↓

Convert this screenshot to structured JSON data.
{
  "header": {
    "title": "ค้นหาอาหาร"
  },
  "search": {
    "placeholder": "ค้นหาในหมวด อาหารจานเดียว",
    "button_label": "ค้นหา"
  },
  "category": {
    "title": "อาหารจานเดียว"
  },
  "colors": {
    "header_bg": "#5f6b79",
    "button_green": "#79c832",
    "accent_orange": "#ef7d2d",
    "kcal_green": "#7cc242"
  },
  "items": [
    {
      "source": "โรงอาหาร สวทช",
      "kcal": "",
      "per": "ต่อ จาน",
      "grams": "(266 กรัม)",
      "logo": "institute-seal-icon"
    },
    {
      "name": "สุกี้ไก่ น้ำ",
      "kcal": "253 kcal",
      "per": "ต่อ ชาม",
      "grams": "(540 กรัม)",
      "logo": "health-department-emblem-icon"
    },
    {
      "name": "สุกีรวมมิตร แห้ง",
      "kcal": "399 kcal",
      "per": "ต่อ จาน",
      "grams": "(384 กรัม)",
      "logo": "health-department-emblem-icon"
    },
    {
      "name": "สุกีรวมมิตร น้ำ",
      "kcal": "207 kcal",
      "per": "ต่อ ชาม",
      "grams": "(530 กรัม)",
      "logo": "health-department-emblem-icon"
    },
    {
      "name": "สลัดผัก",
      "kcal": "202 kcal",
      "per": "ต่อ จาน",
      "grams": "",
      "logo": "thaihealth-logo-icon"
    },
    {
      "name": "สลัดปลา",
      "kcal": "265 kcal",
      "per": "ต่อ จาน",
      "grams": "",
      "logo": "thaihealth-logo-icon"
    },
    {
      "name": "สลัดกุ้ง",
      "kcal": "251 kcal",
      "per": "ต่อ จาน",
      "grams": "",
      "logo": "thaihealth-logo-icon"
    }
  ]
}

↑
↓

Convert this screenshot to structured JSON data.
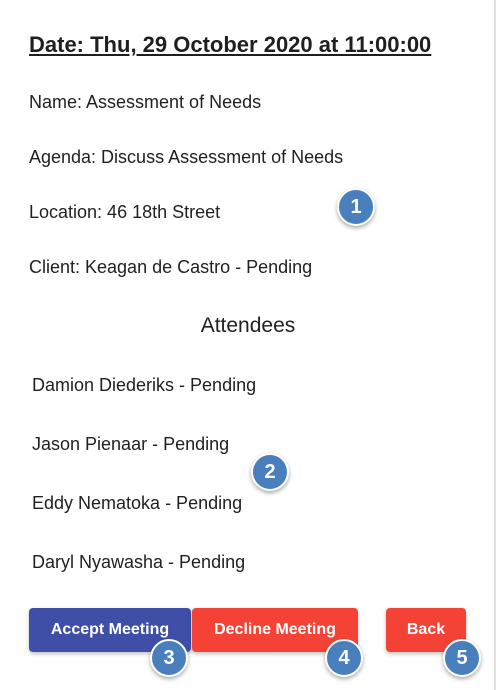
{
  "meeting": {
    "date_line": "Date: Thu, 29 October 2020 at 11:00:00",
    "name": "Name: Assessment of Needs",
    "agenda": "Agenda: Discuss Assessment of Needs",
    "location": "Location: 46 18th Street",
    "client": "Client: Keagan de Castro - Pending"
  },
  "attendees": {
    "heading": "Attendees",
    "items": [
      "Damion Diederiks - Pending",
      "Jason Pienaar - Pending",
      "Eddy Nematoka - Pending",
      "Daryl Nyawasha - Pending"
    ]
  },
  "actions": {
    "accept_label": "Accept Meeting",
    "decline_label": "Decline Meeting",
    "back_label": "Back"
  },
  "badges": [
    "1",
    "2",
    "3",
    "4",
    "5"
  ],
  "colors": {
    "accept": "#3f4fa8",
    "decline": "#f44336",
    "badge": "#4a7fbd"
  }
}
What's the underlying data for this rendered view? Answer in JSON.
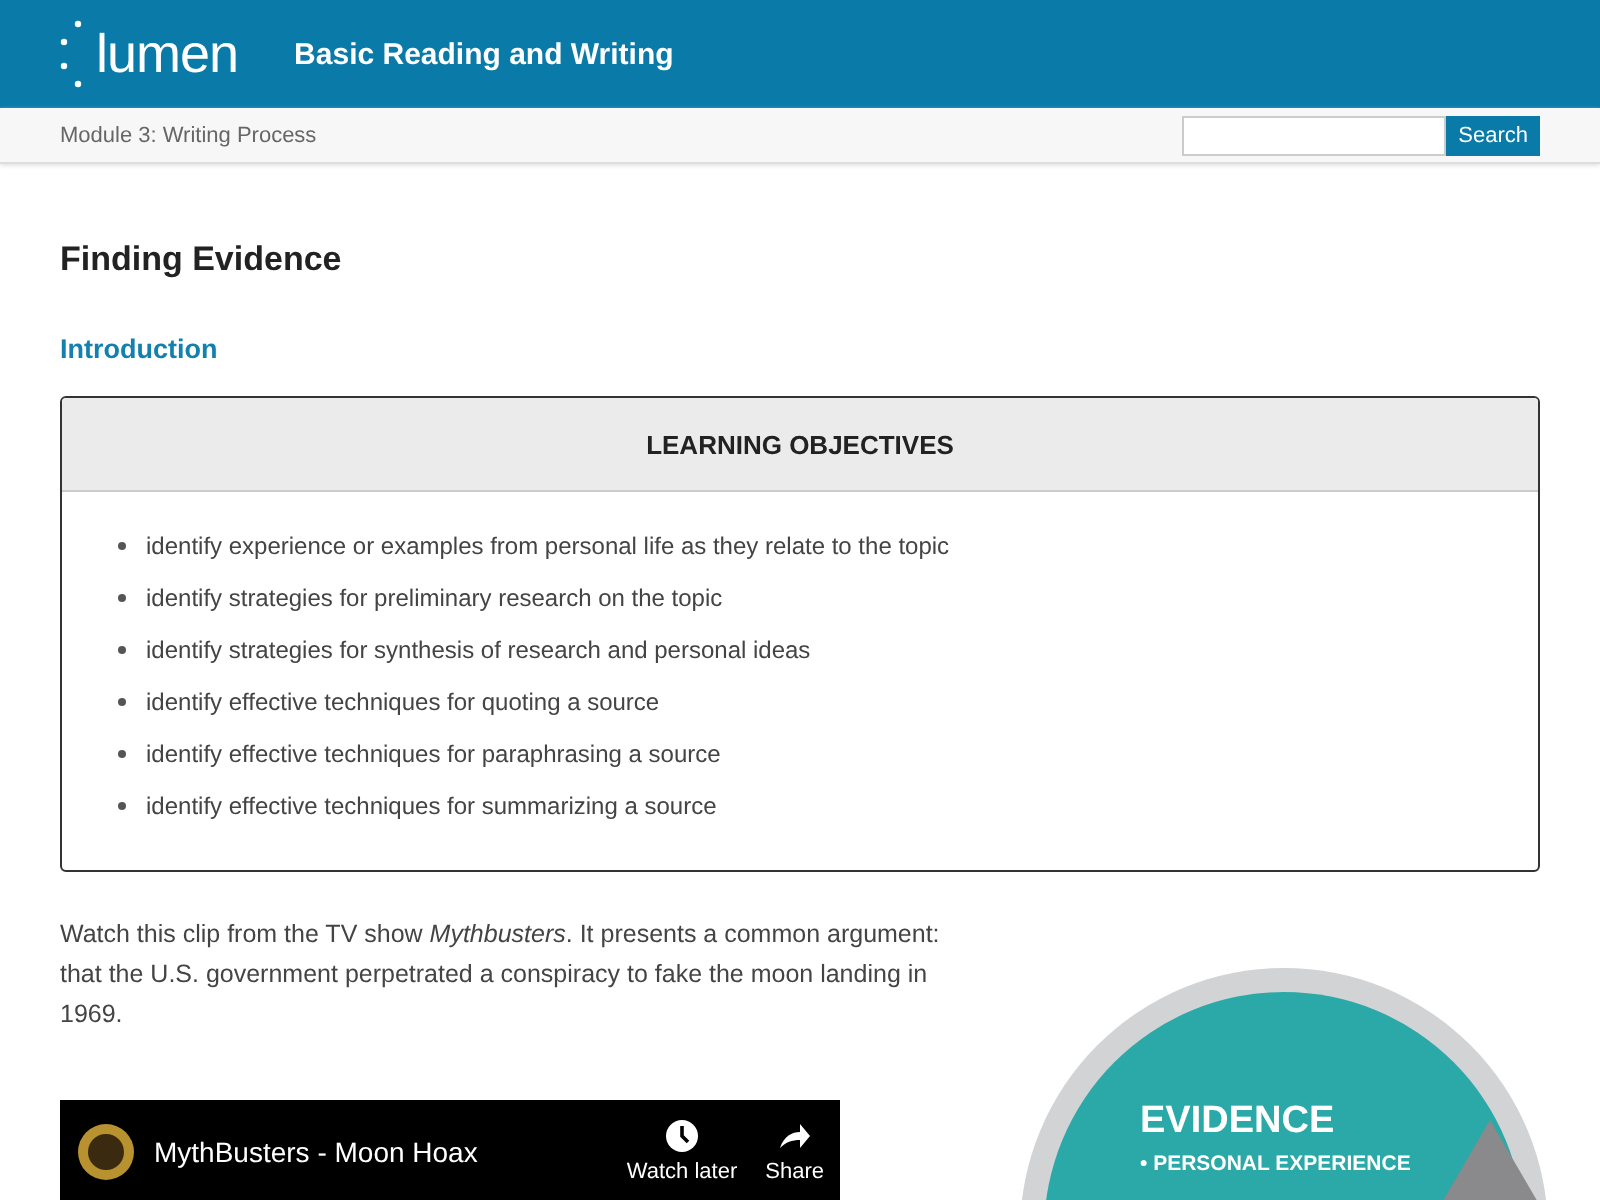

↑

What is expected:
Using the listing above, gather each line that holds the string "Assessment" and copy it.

Your solution:
    "name": "Name: Assessment of Needs",
    "agenda": "Agenda: Discuss Assessment of Needs",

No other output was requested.